__Work order__
Although the data below contains pictures, please reproduce only its words, exactly.

───── Data supplied ─────

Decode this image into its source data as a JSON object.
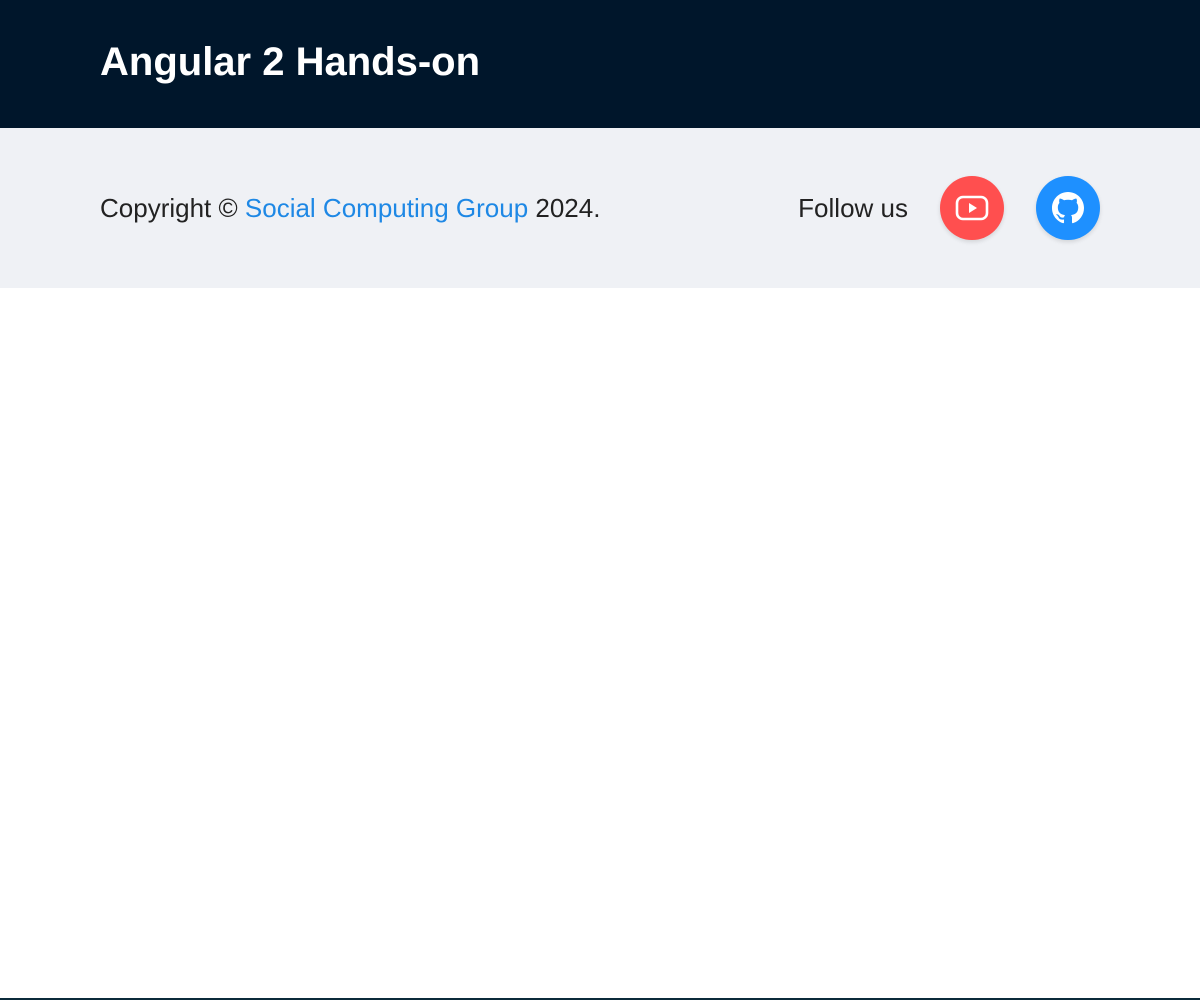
{
  "header": {
    "title": "Angular 2 Hands-on"
  },
  "footer": {
    "copyright_prefix": "Copyright ©",
    "org_link_text": "Social Computing Group",
    "copyright_suffix": "2024.",
    "follow_label": "Follow us",
    "social": [
      {
        "name": "youtube",
        "icon": "youtube-icon",
        "color": "#ff4f4f"
      },
      {
        "name": "github",
        "icon": "github-icon",
        "color": "#1e90ff"
      }
    ]
  },
  "colors": {
    "header_bg": "#00162b",
    "footer_bg": "#eff1f5",
    "link": "#1e88e5"
  }
}
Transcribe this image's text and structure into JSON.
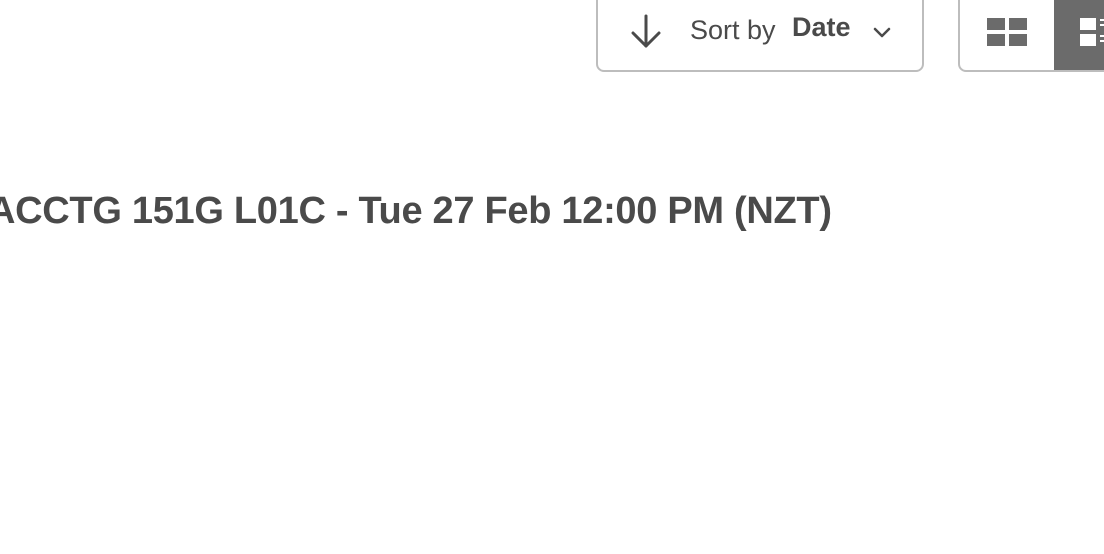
{
  "sort": {
    "prefix": "Sort by",
    "value": "Date",
    "arrow_icon": "arrow-down-icon",
    "chevron_icon": "chevron-down-icon"
  },
  "view_toggle": {
    "grid_icon": "grid-view-icon",
    "list_icon": "list-view-icon",
    "active": "list"
  },
  "session": {
    "title": "ACCTG 151G L01C - Tue 27 Feb 12:00 PM (NZT)"
  },
  "colors": {
    "text": "#4a4a4a",
    "border": "#bdbdbd",
    "active_toggle_bg": "#6b6b6b"
  }
}
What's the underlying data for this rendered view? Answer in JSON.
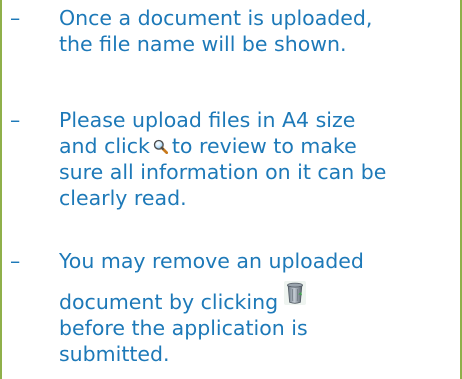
{
  "dash": "–",
  "notes": [
    {
      "line1": "Once a document is uploaded,",
      "line2": "the file name will be shown."
    },
    {
      "line1": "Please upload files in A4 size",
      "line2_before": "and click",
      "line2_after": "to review to make",
      "line3": "sure all information on it can be",
      "line4": "clearly read."
    },
    {
      "line1": "You may remove an uploaded",
      "line2": "document by clicking",
      "line3": "before the application is",
      "line4": "submitted."
    }
  ],
  "icons": {
    "review": "magnifier-icon",
    "remove": "recycle-bin-icon"
  },
  "colors": {
    "text": "#1d79b8",
    "border": "#8fb04a"
  }
}
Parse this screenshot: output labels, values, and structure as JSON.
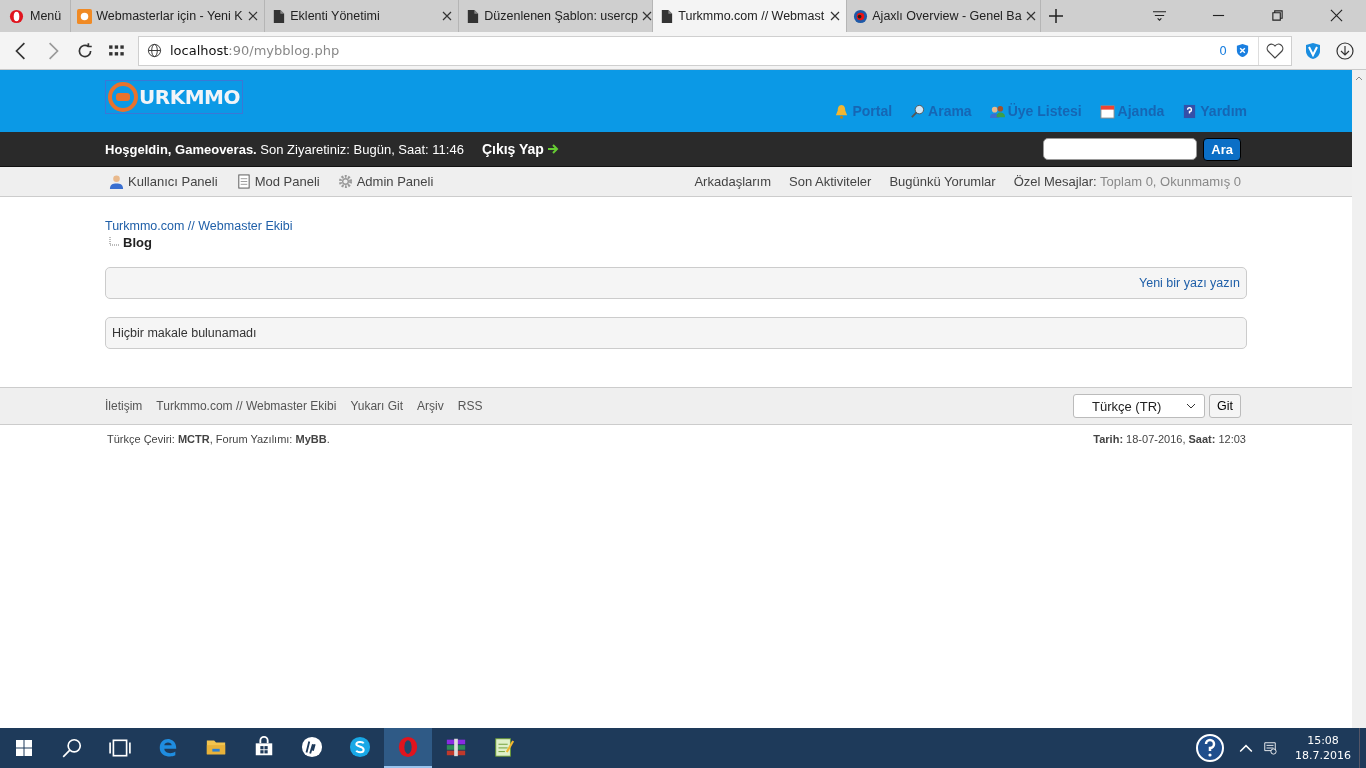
{
  "browser": {
    "menu_label": "Menü",
    "tabs": [
      {
        "title": "Webmasterlar için - Yeni K",
        "kind": "site",
        "selected": false
      },
      {
        "title": "Eklenti Yönetimi",
        "kind": "page",
        "selected": false
      },
      {
        "title": "Düzenlenen Şablon: usercp",
        "kind": "page",
        "selected": false
      },
      {
        "title": "Turkmmo.com // Webmast",
        "kind": "page",
        "selected": true
      },
      {
        "title": "Ajaxlı Overview - Genel Ba",
        "kind": "eye",
        "selected": false
      }
    ],
    "address": {
      "host": "localhost",
      "path": ":90/mybblog.php"
    },
    "blocked_count": "0"
  },
  "header": {
    "logo_text": "URKMMO",
    "links": [
      {
        "label": "Portal",
        "kind": "bell"
      },
      {
        "label": "Arama",
        "kind": "magnifier"
      },
      {
        "label": "Üye Listesi",
        "kind": "people"
      },
      {
        "label": "Ajanda",
        "kind": "calendar"
      },
      {
        "label": "Yardım",
        "kind": "help"
      }
    ]
  },
  "welcome": {
    "greeting": "Hoşgeldin, Gameoveras.",
    "last_visit": "Son Ziyaretiniz: Bugün, Saat: 11:46",
    "logout": "Çıkış Yap",
    "search_button": "Ara"
  },
  "panel": {
    "left": [
      {
        "label": "Kullanıcı Paneli",
        "kind": "user"
      },
      {
        "label": "Mod Paneli",
        "kind": "notebook"
      },
      {
        "label": "Admin Paneli",
        "kind": "gear"
      }
    ],
    "right": [
      "Arkadaşlarım",
      "Son Aktiviteler",
      "Bugünkü Yorumlar"
    ],
    "pm_label": "Özel Mesajlar:",
    "pm_counts": "Toplam 0, Okunmamış 0"
  },
  "breadcrumb": {
    "parent": "Turkmmo.com // Webmaster Ekibi",
    "current": "Blog"
  },
  "new_post_link": "Yeni bir yazı yazın",
  "empty_message": "Hiçbir makale bulunamadı",
  "footer": {
    "links": [
      "İletişim",
      "Turkmmo.com // Webmaster Ekibi",
      "Yukarı Git",
      "Arşiv",
      "RSS"
    ],
    "language": "Türkçe (TR)",
    "go_button": "Git",
    "credits": "Türkçe Çeviri: **MCTR**, Forum Yazılımı: **MyBB**.",
    "datetime": "**Tarih:** 18-07-2016, **Saat:** 12:03"
  },
  "taskbar": {
    "apps": [
      {
        "kind": "edge",
        "selected": false
      },
      {
        "kind": "folder",
        "selected": false
      },
      {
        "kind": "store",
        "selected": false
      },
      {
        "kind": "hp",
        "selected": false
      },
      {
        "kind": "skype",
        "selected": false
      },
      {
        "kind": "opera",
        "selected": true
      },
      {
        "kind": "archive",
        "selected": false
      },
      {
        "kind": "notepad",
        "selected": false
      }
    ],
    "time": "15:08",
    "date": "18.7.2016"
  }
}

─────

__Solution to the problem__
Decode this image into its source data as a JSON object.
{
  "header": {
    "title": "Angular 2 Hands-on"
  },
  "footer": {
    "copyright_prefix": "Copyright ©",
    "org_link_text": "Social Computing Group",
    "copyright_suffix": "2024.",
    "follow_label": "Follow us",
    "social": [
      {
        "name": "youtube",
        "icon": "youtube-icon",
        "color": "#ff4f4f"
      },
      {
        "name": "github",
        "icon": "github-icon",
        "color": "#1e90ff"
      }
    ]
  },
  "colors": {
    "header_bg": "#00162b",
    "footer_bg": "#eff1f5",
    "link": "#1e88e5"
  }
}
Transcribe this image's text and structure into JSON.
{
  "sort": {
    "prefix": "Sort by",
    "value": "Date",
    "arrow_icon": "arrow-down-icon",
    "chevron_icon": "chevron-down-icon"
  },
  "view_toggle": {
    "grid_icon": "grid-view-icon",
    "list_icon": "list-view-icon",
    "active": "list"
  },
  "session": {
    "title": "ACCTG 151G L01C - Tue 27 Feb 12:00 PM (NZT)"
  },
  "colors": {
    "text": "#4a4a4a",
    "border": "#bdbdbd",
    "active_toggle_bg": "#6b6b6b"
  }
}
What's the underlying data for this rendered view? Answer in JSON.
{
  "dash": "–",
  "notes": [
    {
      "line1": "Once a document is uploaded,",
      "line2": "the file name will be shown."
    },
    {
      "line1": "Please upload files in A4 size",
      "line2_before": "and click",
      "line2_after": "to review to make",
      "line3": "sure all information on it can be",
      "line4": "clearly read."
    },
    {
      "line1": "You may remove an uploaded",
      "line2": "document by clicking",
      "line3": "before the application is",
      "line4": "submitted."
    }
  ],
  "icons": {
    "review": "magnifier-icon",
    "remove": "recycle-bin-icon"
  },
  "colors": {
    "text": "#1d79b8",
    "border": "#8fb04a"
  }
}
Parse this screenshot: output labels, values, and structure as JSON.
{
  "browser": {
    "menu_label": "Menü",
    "tabs": [
      {
        "title": "Webmasterlar için - Yeni K",
        "kind": "site",
        "selected": false
      },
      {
        "title": "Eklenti Yönetimi",
        "kind": "page",
        "selected": false
      },
      {
        "title": "Düzenlenen Şablon: usercp",
        "kind": "page",
        "selected": false
      },
      {
        "title": "Turkmmo.com // Webmast",
        "kind": "page",
        "selected": true
      },
      {
        "title": "Ajaxlı Overview - Genel Ba",
        "kind": "eye",
        "selected": false
      }
    ],
    "address": {
      "host": "localhost",
      "path": ":90/mybblog.php"
    },
    "blocked_count": "0"
  },
  "header": {
    "logo_text": "URKMMO",
    "links": [
      {
        "label": "Portal",
        "kind": "bell"
      },
      {
        "label": "Arama",
        "kind": "magnifier"
      },
      {
        "label": "Üye Listesi",
        "kind": "people"
      },
      {
        "label": "Ajanda",
        "kind": "calendar"
      },
      {
        "label": "Yardım",
        "kind": "help"
      }
    ]
  },
  "welcome": {
    "greeting": "Hoşgeldin, Gameoveras.",
    "last_visit": "Son Ziyaretiniz: Bugün, Saat: 11:46",
    "logout": "Çıkış Yap",
    "search_button": "Ara"
  },
  "panel": {
    "left": [
      {
        "label": "Kullanıcı Paneli",
        "kind": "user"
      },
      {
        "label": "Mod Paneli",
        "kind": "notebook"
      },
      {
        "label": "Admin Paneli",
        "kind": "gear"
      }
    ],
    "right": [
      "Arkadaşlarım",
      "Son Aktiviteler",
      "Bugünkü Yorumlar"
    ],
    "pm_label": "Özel Mesajlar:",
    "pm_counts": "Toplam 0, Okunmamış 0"
  },
  "breadcrumb": {
    "parent": "Turkmmo.com // Webmaster Ekibi",
    "current": "Blog"
  },
  "new_post_link": "Yeni bir yazı yazın",
  "empty_message": "Hiçbir makale bulunamadı",
  "footer": {
    "links": [
      "İletişim",
      "Turkmmo.com // Webmaster Ekibi",
      "Yukarı Git",
      "Arşiv",
      "RSS"
    ],
    "language": "Türkçe (TR)",
    "go_button": "Git",
    "credits": "Türkçe Çeviri: **MCTR**, Forum Yazılımı: **MyBB**.",
    "datetime": "**Tarih:** 18-07-2016, **Saat:** 12:03"
  },
  "taskbar": {
    "apps": [
      {
        "kind": "edge",
        "selected": false
      },
      {
        "kind": "folder",
        "selected": false
      },
      {
        "kind": "store",
        "selected": false
      },
      {
        "kind": "hp",
        "selected": false
      },
      {
        "kind": "skype",
        "selected": false
      },
      {
        "kind": "opera",
        "selected": true
      },
      {
        "kind": "archive",
        "selected": false
      },
      {
        "kind": "notepad",
        "selected": false
      }
    ],
    "time": "15:08",
    "date": "18.7.2016"
  }
}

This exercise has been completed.